After bandages are complete, diaper is clean, and skin is covered in Vaseline or Aquaphor, and she is dressed, Kiira gets some play time and then takes another nap. In the meantime, the other girls wake up and eat snacks and play while I pump milk again and then I may get a few minutes to work or clean up around the house before it’s time to feed Kiira and then feed the kids dinner. After dinner, it’s time to clean up again, give the kids a bath, get them ready for bed (about a 60 minute process), and they go to bed around 8pm. Then we feed Kiira and put her to bed and she is usually asleep around 8:30-9pm. I finally get a few moments where I either research EB, Bone Marrow Transplants, etc. while I pump milk, watch TV, and eat my dinner–mom’s definitely know how to multi-task! I try to be in bed around 10pm, but it doesn’t always happen. Then we begin the day again…
Kiira is still wearing soft clothing and we use disposable diapers with a soft cotton pad that we put along the edge of her leg.
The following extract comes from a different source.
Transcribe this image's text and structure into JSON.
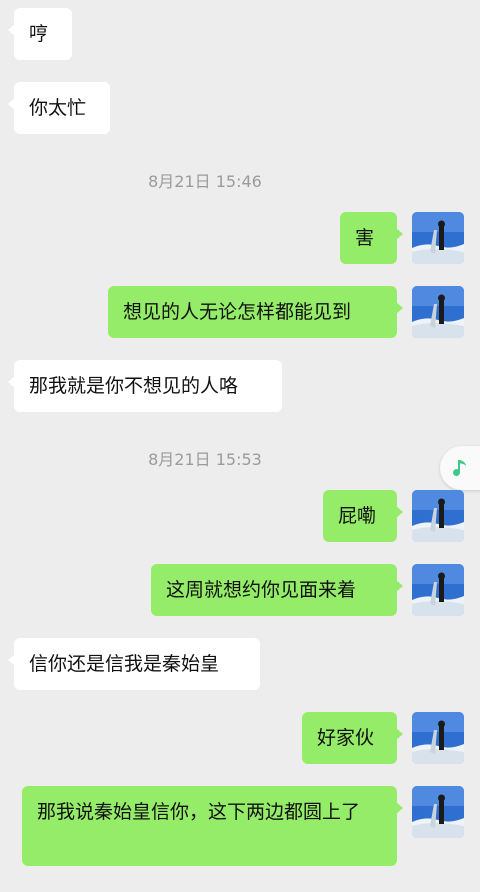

We don’t wipe–we dab with alcohol-free wipes, and we cover her in A&D from her waist to the top of her bandages (which end below the knee) after every diaper change. We still hold her mostly on a blanket and lay her down on sheepskin pads in her swing or in her bed. With her very padded hands, we do let her bat at toys on the playmat and she constantly tries to chew her fingers. She has also been drooling, so I’m guessing some teeth are on their way (although I know it can still take months for them to actually appear). Her gums are lined with white, loose skin where blisters have popped from her chewing on her hands. It doesn’t seem to bother her though and she still eats from a bottle and is gaining weight.
So I apologize if I haven’t been able to get thank you cards out to so many of you who have sent things for Kiira, or reply back to messages in a timely manner. I do try to read everything right away, but so often, I get called away by one child or another who needs their mommy. I appreciate the gifts, supplies, donations, and prayers more than I can ever express. I know everyone has a busy life, but thank you for taking time out of your day to love on our family. May God bless you!